Inbound marketing is no longer just a trend; in fact, as part of their 2015 State of Inbound report, HubSpot’s data shows that three out of four marketers prioritize an inbound approach to marketing. The majority of inbound marketing efforts are based in the digital realm, and consist of creating pieces of content, whether it be blog posts, eBooks, whitepapers, or social media updates, with the dual purpose of informing potential customers about their product and industry while at the same time creating brand awareness of their unique offerings. As opposed to outbound techniques, inbound is intended to slowly convert leads into customers through relationship-building; alleviating the stressors of the buyer is priority number one.
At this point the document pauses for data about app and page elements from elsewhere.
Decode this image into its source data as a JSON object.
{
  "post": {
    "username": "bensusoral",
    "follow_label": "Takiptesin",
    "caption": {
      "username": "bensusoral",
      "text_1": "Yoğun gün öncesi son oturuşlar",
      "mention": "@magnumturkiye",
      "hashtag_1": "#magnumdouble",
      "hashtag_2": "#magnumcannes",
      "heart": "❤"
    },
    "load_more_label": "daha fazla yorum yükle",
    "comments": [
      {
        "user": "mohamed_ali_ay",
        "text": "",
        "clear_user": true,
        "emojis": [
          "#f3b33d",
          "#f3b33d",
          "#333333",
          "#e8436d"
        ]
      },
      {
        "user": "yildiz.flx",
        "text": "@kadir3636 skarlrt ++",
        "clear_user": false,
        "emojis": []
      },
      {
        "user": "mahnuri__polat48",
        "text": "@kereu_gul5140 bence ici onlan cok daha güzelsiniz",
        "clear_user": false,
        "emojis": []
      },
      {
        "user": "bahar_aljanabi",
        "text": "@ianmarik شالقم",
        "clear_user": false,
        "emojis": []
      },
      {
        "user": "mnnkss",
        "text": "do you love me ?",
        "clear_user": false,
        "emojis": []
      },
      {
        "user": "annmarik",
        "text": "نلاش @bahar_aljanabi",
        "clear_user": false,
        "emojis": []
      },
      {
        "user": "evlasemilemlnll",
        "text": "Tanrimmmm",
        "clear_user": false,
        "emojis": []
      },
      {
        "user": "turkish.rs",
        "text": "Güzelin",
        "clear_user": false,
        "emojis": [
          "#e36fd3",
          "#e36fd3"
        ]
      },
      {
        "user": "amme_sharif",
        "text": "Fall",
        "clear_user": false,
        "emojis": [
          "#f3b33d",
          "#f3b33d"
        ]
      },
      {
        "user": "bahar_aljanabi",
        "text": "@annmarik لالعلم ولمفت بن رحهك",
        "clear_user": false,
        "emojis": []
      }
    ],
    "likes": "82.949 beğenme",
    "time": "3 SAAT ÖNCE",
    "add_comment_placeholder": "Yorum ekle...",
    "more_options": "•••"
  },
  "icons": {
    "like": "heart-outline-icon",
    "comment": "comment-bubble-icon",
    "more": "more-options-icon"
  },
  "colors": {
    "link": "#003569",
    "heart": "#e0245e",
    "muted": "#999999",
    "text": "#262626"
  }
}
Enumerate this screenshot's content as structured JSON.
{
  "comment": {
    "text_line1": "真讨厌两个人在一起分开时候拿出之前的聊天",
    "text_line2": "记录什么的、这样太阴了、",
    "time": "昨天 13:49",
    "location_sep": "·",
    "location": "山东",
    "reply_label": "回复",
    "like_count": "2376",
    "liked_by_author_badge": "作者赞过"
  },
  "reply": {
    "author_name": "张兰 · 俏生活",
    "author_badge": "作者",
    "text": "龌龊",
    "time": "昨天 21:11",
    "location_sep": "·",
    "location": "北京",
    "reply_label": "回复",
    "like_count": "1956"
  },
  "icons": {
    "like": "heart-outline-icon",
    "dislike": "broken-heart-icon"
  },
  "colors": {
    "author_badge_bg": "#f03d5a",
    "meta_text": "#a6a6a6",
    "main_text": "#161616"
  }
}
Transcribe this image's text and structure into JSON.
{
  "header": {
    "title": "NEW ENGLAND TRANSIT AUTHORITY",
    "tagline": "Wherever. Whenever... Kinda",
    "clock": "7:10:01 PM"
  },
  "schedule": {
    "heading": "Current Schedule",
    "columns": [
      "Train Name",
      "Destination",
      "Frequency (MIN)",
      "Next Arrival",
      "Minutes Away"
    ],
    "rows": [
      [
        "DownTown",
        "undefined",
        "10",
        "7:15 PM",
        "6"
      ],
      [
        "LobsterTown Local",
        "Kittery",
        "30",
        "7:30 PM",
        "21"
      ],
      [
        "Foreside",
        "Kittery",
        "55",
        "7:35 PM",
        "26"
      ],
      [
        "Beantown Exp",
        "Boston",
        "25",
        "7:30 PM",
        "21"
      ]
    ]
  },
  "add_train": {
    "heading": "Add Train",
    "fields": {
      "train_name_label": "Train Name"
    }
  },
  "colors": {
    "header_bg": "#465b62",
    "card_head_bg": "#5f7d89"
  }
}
When it comes to small- and medium-sized companies, marketing can be an uphill battle. The cost of consistent traditional advertising is well beyond the margins of some companies, and the use of inbound tactics offers the chance to level the playing field, increasing reach while cutting down on monetary cost. According to HubSpot, inbound marketing leads are significantly less costly than outbound leads by 61%.
Small- and medium-sized companies are the perfect size to deploy inbound marketing, as they have the flexibility to experiment that is not afforded to larger companies. Entrepreneur Everette Taylor recently said of Snapchat, “don’t be afraid to think outside of the box and take risks. Monotony = loss of interest,” which is a sentiment not only for social media but inbound marketing as a whole. By experimenting with the content on their social media channels, HubSpot was able to grow their traffic by 241% in eight months; while it might be unrealistic to expect similar results, changing things up every so often allows for an agile inbound strategy.
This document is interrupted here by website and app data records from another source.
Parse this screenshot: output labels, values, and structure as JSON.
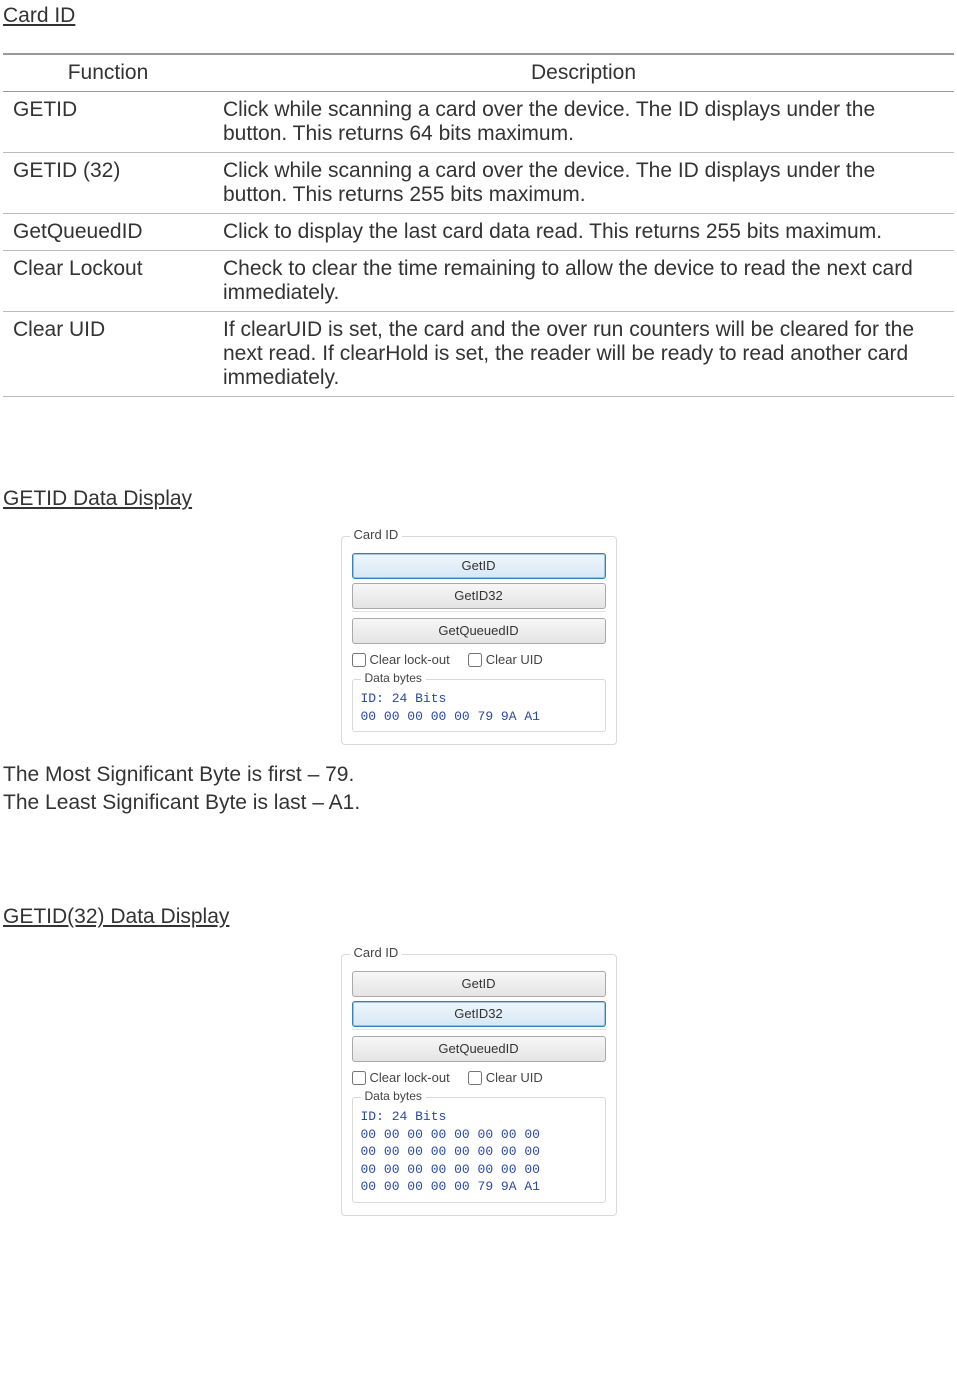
{
  "titles": {
    "card_id": "Card ID",
    "getid_display": "GETID Data Display",
    "getid32_display": "GETID(32) Data Display"
  },
  "table": {
    "headers": {
      "fn": "Function",
      "desc": "Description"
    },
    "rows": [
      {
        "fn": "GETID",
        "desc": "Click while scanning a card over the device. The ID displays under the button. This returns 64 bits maximum."
      },
      {
        "fn": "GETID (32)",
        "desc": "Click while scanning a card over the device. The ID displays under the button. This returns 255 bits maximum."
      },
      {
        "fn": "GetQueuedID",
        "desc": "Click to display the last card data read. This returns 255 bits maximum."
      },
      {
        "fn": "Clear Lockout",
        "desc": "Check to clear the time remaining to allow the device to read the next card immediately."
      },
      {
        "fn": "Clear UID",
        "desc": "If clearUID is set, the card and the over run counters will be cleared for the next read.\nIf clearHold is set, the reader will be ready to read another card immediately."
      }
    ]
  },
  "panel_common": {
    "group_title": "Card ID",
    "btn_getid": "GetID",
    "btn_getid32": "GetID32",
    "btn_getqueued": "GetQueuedID",
    "chk_clear_lockout": "Clear lock-out",
    "chk_clear_uid": "Clear UID",
    "data_bytes_title": "Data bytes"
  },
  "panel1": {
    "active": "getid",
    "mono": "ID: 24 Bits\n00 00 00 00 00 79 9A A1"
  },
  "panel2": {
    "active": "getid32",
    "mono": "ID: 24 Bits\n00 00 00 00 00 00 00 00\n00 00 00 00 00 00 00 00\n00 00 00 00 00 00 00 00\n00 00 00 00 00 79 9A A1"
  },
  "body": {
    "msb": "The Most Significant Byte is first – 79.",
    "lsb": "The Least Significant Byte is last – A1."
  }
}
Content is King; Visibility is Queen
The power of inbound is such that it allows a company to position itself as a leader in its field with relative ease, and not only will this sense of authority naturally draw consumers to them, it also allows a business to show off its personality in a way that doesn’t seem part of a sales pitch. It’s no longer necessarily about who knows the most, but how much knowledge someone is willing to share.
Luckily, this dovetails with existing SEO best practices; while keywords are still a very important concept, Google is favourable to websites with many pages of unique content. According to a recent study, 50.4% of people will only browse the first page of the search engine to find what they’re looking for, which is a happy coincidence. The more content that is produced for your business, the higher that Google will rank your website, and thus more people will see it when they search for related terms.
Inbound also allows the unique opportunity for the external distribution of your content, whether on LinkedIn, Medium, or a guest post on another business’ site. Social media is an excellent distribution network because it provides an opportunity to engage people with your content directly – just make sure to choose relevant channels, and learn which communities might best suit your goals. However, before you fill your Buffer feed with links to your webpage, remember that social media is still meant to be social, so establishing genuine connections should still be a top priority.
Analyze and Validate
With traditional marketing, it’s difficult to know exactly what the ROI of a given channel is. There’s not much reason to throw a lot of money at an outbound channel in the hopes that the right group of people will not only see it, but become customers. Given that inbound can be a strictly-digital strategy, it’s incredibly simple to analyze its performance. Web tracking tools such as Google Analytics allow you to see where the traffic to your website is coming from, and social media platforms have metrics to track the views and engagement of a specific post.
As opposed to having to stick out an expensive campaign, inbound gives you insight into what is best working for a business, and what kinds of content that potential customers aren’t engaging with. For example, if the posts generating the most views contain infographics, you may want to experiment with doubling down on that type of content as opposed to more text-heavy pieces. By relying on this kind of validation process, you can provide your audience with exactly what they want to see, when they want to see it.
Inbound is no longer a fringe division of marketing; it is, without a doubt, the best choice for small- and medium-companies, as it is cost-effective, works seamlessly with existing digital strategies and allows you to not only get a sense for what is working, but redirect your efforts on the fly. Companies as established as Starbucks have been able to use inbound principles to grow not only their digital presence but their brand in general, but even if your company isn’t the next coffee giant, inbound marketing should be on the menu.